▸ Work item
The answer must consist of the records below, repeated exactly.

(Data about app and page elements)
■ ■ ■ ■ ■

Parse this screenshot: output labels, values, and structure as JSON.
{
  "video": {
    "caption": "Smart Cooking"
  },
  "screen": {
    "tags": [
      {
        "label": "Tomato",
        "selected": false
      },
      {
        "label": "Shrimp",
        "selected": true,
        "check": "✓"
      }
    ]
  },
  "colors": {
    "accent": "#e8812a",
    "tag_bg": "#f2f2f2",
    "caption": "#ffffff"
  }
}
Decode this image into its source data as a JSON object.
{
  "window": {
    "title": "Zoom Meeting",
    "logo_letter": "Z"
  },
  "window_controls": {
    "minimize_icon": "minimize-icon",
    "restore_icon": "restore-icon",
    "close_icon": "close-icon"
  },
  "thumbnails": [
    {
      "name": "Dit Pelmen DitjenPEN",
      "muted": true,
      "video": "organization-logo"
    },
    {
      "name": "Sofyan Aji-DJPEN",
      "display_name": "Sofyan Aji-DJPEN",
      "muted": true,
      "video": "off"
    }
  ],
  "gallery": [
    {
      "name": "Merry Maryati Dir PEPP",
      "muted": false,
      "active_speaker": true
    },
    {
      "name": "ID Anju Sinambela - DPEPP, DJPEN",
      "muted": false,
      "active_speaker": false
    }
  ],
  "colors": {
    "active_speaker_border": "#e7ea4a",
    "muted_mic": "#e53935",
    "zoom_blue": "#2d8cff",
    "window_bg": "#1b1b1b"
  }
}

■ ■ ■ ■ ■

▸ Expected output
Parse this screenshot: output labels, values, and structure as JSON.
{
  "video": {
    "caption": "Smart Cooking"
  },
  "screen": {
    "tags": [
      {
        "label": "Tomato",
        "selected": false
      },
      {
        "label": "Shrimp",
        "selected": true,
        "check": "✓"
      }
    ]
  },
  "colors": {
    "accent": "#e8812a",
    "tag_bg": "#f2f2f2",
    "caption": "#ffffff"
  }
}
Decode this image into its source data as a JSON object.
{
  "window": {
    "title": "Zoom Meeting",
    "logo_letter": "Z"
  },
  "window_controls": {
    "minimize_icon": "minimize-icon",
    "restore_icon": "restore-icon",
    "close_icon": "close-icon"
  },
  "thumbnails": [
    {
      "name": "Dit Pelmen DitjenPEN",
      "muted": true,
      "video": "organization-logo"
    },
    {
      "name": "Sofyan Aji-DJPEN",
      "display_name": "Sofyan Aji-DJPEN",
      "muted": true,
      "video": "off"
    }
  ],
  "gallery": [
    {
      "name": "Merry Maryati Dir PEPP",
      "muted": false,
      "active_speaker": true
    },
    {
      "name": "ID Anju Sinambela - DPEPP, DJPEN",
      "muted": false,
      "active_speaker": false
    }
  ],
  "colors": {
    "active_speaker_border": "#e7ea4a",
    "muted_mic": "#e53935",
    "zoom_blue": "#2d8cff",
    "window_bg": "#1b1b1b"
  }
}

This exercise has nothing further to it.